Perhaps if the Republican party experiences the electoral disaster it so surely deserves to experience this November, the Trumpian fever will break and sanity will return to the Republican party, thus allowing the GOP to return to being the party of Lincoln and Reagan and Bush. But even that hope may be a hope too far; as others have pointed out, the apotheosis of Donald Trump means the elevation of Trumpkins to positions of responsibility and leadership in the Republican party. These people-resembling-affronts-to-humanity will shape the nature of the Republican party for years to come, allowing Trumpism to survive in some form for at least some while, even if Trump goes down to the catastrophic defeat he so richly merits this November. Returning the Republican party to some level of intellectual and moral normalcy will take years and years and years. And while I am willing to do my part to make the party of Trump the party of Lincoln, Reagan and Bush once again, I am no longer willing to identify as a Republican until the Republican party is no longer a Trumpian monstrosity.
The Libertarian Party demands that its members pledge not to support the use of force in order to achieve political and social goals. Given that all parties (including the Libertarian Party) use some form of force in order to achieve political and social goals–even if that “force” manifests itself as soft power in the normal political give-and-take–taking such a pledge is a banal gesture. I pledged as the party requested, but my political stances and actions will not be dictated by my filling of a checkbox on a website. I will continue to support the judicious use of force in the furtherance of American interests as my intellect and conscience dictate and as the facts demand, and I am sure that the Libertarian Party will be perfectly happy to accept my membership as long as I pay my dues.
As for this year’s presidential race, it may be expected that as a newfound member of the Libertarian Party, I will support the ticket of Gary Johnson and William Weld, should the two be nominated by the party for the presidency and vice presidency of the United States. To be sure, the Johnson/Weld ticket promises to be much, much, much closer to my political preferences than will be the Trump/Slightly Less Appalling Sidekick ticket, or the Clinton/[INSERT NAME OF BERNIE BRO PACIFIER HERE] ticket could ever hope to be. But Johnson/Weld will only get my vote if (a) I perceive that it has a chance to win, or (b) I perceive that by voting for the Johnson/Weld ticket, even if the ticket loses, I will not inadvertently bring about a Trump victory. Put another way: The most important electoral mission in my mind is to bring about the complete, certain, total, absolute, catastrophic, earth-shattering, Carthaginian peace-inducing annihilation of the Trump campaign and of the Republican party apparatus that has sold out any sense of honor that it may have once had in order to support Trump. All other considerations are secondary.

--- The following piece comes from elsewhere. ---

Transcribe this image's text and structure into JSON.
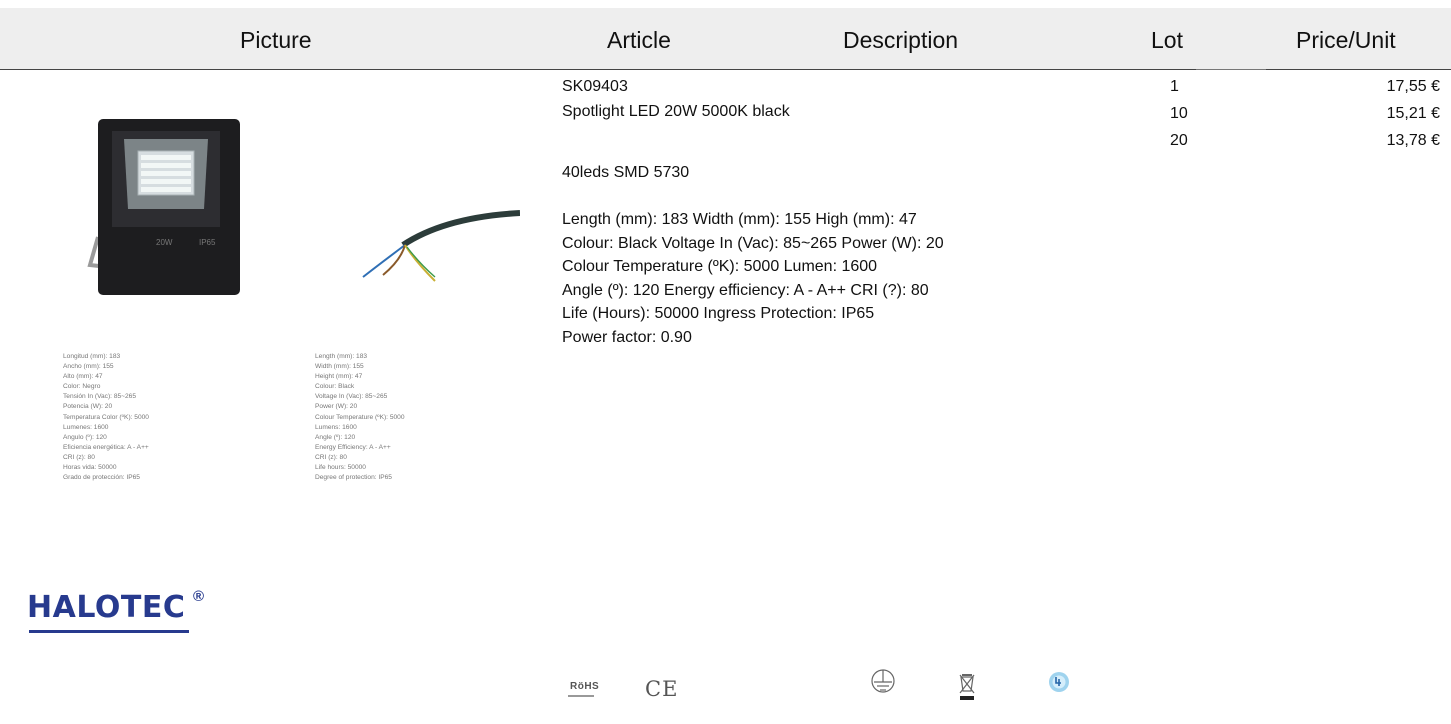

I have mentioned Reagan a number of times in this post. I shall mention him again, here at the end. When asked why he switched from being a New Deal Democrat to a Republican, the eventual 40th president of the United States said “I didn’t leave the Democratic party. The Democratic party left me.”
I read about that quote nearly two decades ago. I have sometimes wondered since then what it would feel like to have a political party leave you.
I wonder no more. It has happened to me.